Learning from Experience – November Blue Lava MasterClass Takeaways
Demetrios Lazarikos (Laz)
April 18, 2022
As a typical CISO, we find ourselves with a minimum 50-hour workweek pretty much every week. The question is, where are you spending your time – and is that investment of time getting you the results you, your team, and your organization command?
Thinking about your program, where are you investing your time and resources? Where are you overinvesting? Where are you underinvesting? These are essential questions that are often difficult to answer. Perhaps the challenge here is one introduced from not knowing where your resources – people, process, and technology – are allocated.
One clue to help answer these questions can be found in recent research from Gartner [2020 Gartner CISO Effectiveness Survey], which shows that CISOs tend to overinvest in:
- Security operations
- Leading staff
- Setting policy/standards
- Overseeing project risk assessments
- Managing third-party vendors
What does that mean to the overall security program and business when key relationships and strategies aren’t included in the 50-hour workweek?
One thing that shouldn’t be ignored – these overinvestments could be the result of another data point captured in the same Gartner report: CISOs tend to underinvest in:
- Building relationships with key stakeholders
- Strategic plans that align with the company’s vision, mission, and objectives
A lack of a cohesive strategy and alignment at the highest levels will result in an attempt to make up for these deficiencies through other measures where tension is created across the organization and everyone ultimately suffers.
This topic was one of many that garnered a lively discussion during the recent Blue Lava MasterClass with Frank Kim, Fellow and Curriculum Director at SANS Institute. Frank’s presentation culminated in dialogue recognizing that every CISO has a different perspective about their program and how it can, and should, support the business. These perspectives are created from personal backgrounds, training, education, paths into the role, experiences in multiple industries, and so much more.
What do these perspectives bring with them? Much more than you may realize.
Everybody has a lesson that they’ve learned – in some of the cases Frank and I have discussed, this proved to be the hard way of learning. In my humble opinion, there is incredible value in sharing these lessons with each other.
From my early days as a security leader, I had to learn many things the hard way. Doing metrics by spreadsheet, creating strategic plans manually via PowerPoint, and building relationships one meeting at a time.

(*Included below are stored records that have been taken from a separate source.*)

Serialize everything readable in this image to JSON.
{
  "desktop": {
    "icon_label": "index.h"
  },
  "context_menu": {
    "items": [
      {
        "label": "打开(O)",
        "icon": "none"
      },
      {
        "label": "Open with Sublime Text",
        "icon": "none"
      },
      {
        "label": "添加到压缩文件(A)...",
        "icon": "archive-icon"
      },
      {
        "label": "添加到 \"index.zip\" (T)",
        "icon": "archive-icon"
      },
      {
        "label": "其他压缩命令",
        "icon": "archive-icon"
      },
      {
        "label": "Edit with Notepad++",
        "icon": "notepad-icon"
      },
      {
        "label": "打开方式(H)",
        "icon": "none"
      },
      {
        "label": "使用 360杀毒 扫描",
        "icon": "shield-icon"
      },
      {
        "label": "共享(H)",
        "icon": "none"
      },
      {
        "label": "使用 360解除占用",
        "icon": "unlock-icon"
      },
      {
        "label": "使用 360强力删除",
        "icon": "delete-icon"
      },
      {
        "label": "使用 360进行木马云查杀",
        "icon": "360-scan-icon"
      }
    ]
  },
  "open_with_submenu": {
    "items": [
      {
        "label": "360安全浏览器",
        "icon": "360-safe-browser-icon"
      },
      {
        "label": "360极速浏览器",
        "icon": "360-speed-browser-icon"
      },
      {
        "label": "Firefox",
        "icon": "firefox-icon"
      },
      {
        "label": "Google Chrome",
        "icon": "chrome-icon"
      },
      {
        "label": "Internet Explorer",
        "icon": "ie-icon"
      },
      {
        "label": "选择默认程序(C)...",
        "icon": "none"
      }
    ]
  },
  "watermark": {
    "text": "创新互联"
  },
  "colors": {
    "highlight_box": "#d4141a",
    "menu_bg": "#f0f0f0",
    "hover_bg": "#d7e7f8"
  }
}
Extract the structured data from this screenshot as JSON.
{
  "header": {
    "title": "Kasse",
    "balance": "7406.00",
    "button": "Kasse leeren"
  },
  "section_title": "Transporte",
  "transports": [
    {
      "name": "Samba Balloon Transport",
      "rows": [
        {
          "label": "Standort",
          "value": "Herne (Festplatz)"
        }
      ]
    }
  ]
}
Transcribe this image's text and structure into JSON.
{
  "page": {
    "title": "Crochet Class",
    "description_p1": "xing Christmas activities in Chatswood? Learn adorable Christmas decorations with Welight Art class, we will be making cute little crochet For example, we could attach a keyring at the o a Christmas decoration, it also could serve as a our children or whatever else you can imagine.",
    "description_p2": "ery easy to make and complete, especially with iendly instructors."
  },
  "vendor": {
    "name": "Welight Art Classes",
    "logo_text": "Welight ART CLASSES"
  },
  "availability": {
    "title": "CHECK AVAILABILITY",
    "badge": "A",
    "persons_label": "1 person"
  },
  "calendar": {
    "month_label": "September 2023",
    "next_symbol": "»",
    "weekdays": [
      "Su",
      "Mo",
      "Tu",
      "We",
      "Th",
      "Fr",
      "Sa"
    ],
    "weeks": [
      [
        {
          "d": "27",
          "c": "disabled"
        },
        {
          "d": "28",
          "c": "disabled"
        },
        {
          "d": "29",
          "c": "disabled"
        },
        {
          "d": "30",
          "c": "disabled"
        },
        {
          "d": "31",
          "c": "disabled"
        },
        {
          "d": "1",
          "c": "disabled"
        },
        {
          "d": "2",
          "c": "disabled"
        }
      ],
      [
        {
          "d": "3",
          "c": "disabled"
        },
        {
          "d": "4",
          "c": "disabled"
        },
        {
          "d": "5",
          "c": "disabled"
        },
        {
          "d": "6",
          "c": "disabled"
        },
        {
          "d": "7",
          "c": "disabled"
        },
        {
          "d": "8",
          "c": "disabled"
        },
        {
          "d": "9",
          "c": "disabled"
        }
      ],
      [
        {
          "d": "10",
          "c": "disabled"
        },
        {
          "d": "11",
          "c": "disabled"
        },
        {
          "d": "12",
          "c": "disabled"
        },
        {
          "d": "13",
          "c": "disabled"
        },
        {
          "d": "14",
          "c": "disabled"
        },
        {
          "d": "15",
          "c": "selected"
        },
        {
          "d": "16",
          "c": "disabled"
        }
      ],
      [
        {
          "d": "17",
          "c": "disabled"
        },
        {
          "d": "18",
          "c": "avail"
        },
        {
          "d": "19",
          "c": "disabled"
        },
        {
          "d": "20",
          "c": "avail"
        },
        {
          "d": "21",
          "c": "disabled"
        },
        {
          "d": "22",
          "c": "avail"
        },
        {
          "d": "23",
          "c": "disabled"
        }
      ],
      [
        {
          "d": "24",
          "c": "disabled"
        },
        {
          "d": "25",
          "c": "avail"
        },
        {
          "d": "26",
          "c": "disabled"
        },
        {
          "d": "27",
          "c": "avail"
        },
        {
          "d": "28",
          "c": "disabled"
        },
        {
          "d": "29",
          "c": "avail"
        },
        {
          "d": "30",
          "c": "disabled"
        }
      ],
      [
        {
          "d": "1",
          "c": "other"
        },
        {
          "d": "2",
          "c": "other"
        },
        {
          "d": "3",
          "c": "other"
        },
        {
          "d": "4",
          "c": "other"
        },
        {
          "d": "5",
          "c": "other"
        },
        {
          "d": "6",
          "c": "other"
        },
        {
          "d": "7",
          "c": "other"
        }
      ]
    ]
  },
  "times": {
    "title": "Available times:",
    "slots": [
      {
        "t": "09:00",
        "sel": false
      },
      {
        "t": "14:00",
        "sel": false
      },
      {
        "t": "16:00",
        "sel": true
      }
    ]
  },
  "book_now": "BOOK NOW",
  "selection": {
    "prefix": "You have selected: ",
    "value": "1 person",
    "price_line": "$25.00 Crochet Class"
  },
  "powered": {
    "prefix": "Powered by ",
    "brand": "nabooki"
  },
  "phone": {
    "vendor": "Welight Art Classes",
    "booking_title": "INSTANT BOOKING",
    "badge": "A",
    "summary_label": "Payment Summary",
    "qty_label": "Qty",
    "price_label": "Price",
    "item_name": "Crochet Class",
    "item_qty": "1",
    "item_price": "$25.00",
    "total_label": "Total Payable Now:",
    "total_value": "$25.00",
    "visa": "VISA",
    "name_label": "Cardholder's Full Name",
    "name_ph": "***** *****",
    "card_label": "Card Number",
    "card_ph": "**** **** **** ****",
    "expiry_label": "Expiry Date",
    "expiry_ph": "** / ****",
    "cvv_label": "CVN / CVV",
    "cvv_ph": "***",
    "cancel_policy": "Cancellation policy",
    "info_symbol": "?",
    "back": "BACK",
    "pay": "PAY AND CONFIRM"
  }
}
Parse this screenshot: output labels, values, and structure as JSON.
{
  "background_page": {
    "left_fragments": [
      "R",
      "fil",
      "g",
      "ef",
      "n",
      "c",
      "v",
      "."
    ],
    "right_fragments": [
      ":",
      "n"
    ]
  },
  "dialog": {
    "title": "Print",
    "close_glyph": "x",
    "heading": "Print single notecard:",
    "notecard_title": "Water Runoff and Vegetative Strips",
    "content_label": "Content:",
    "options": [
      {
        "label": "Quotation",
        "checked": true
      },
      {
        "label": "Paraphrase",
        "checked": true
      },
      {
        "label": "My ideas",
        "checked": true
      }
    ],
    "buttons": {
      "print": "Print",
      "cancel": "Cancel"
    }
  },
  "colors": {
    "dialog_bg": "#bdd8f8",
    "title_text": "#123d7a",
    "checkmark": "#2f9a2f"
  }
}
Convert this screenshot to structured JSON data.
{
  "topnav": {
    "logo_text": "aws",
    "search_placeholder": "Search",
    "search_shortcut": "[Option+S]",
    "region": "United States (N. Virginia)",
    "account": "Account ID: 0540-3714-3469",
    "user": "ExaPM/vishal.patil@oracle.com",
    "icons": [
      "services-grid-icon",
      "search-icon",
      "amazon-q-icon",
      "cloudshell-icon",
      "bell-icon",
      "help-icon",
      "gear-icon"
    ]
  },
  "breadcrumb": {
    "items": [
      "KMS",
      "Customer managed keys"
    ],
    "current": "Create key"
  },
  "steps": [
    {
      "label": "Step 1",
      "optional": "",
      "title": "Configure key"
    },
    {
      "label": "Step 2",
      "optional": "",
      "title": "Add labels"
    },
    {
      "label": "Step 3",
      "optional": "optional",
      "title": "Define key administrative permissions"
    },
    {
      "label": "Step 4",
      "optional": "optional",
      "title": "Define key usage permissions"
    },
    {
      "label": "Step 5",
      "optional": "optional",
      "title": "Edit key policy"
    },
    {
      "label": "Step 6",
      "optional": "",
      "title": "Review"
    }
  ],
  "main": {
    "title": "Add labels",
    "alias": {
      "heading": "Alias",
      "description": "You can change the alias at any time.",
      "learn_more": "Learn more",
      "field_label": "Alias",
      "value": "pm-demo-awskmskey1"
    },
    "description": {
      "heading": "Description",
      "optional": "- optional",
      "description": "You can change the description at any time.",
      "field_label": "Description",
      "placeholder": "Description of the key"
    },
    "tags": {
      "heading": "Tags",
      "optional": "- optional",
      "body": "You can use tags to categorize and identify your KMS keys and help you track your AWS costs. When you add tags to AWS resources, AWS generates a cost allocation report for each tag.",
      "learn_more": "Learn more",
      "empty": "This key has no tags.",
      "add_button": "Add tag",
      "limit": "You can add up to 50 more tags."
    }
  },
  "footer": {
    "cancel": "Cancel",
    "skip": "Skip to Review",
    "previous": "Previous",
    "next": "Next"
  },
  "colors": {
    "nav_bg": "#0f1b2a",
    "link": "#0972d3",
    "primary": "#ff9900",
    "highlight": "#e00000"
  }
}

Blue Lava helps consolidate these lessons learned so we as a community can share tips and best practices to build our security programs and enable our businesses.
Below is a sampling of some of the CISO lessons discussed during this Blue Lava MasterClass:
Solving business problems: Get out of your own CISO wheelhouse and break free from the noise to focus on what really matters: your program exists to help the business solve problems.
Shaping strategy: Strategizing in isolation will result in an ineffective security and risk management program and will produce the opposite business results desired.
Mastering your message: It’s important to remember that nobody likes to be told “no” about their project launch or service delivery – you must connect your security message to the business value behind your message.
Creating credibility: Even if your message is on point, if it is delivered without credibility it will almost certainly land flat with the intended recipients – share your view regularly with stakeholders and speak to the business benefits with conviction.
Championing change: Focus on building relationships so “security champions” can assist you in achieving your program’s objectives in support of fulfilling the company’s goals.
Let’s also remember not to lose the lesson. Not every lesson will directly apply to everyone: different businesses in different industries with different cultures and different budgets … all have a unique method to identify, assess, mitigate, and control risk. This doesn’t mean lessons from others aren’t applicable and should be tossed to the side. Instead, it just means that the nature of the lesson must be tailored to meet your own unique environment – which also comes back to your own perspective, that of your team, and your company.
These topics are critical and warrant additional discussion. So, we’ll be exploring these a bit more with Jon Oltsik from Enterprise Strategy Group (ESG) in our upcoming webinar this January. To be notified when registration opens for this event, follow Blue Lava on LinkedIn.
Laz has 30+ years industry experience, is a 3x CISO, the Co-Founder of Blue Lava, and is a globally-recognized authority in Information Security. He welcomes your feedback and can be reached at: laz at bluelava dot io.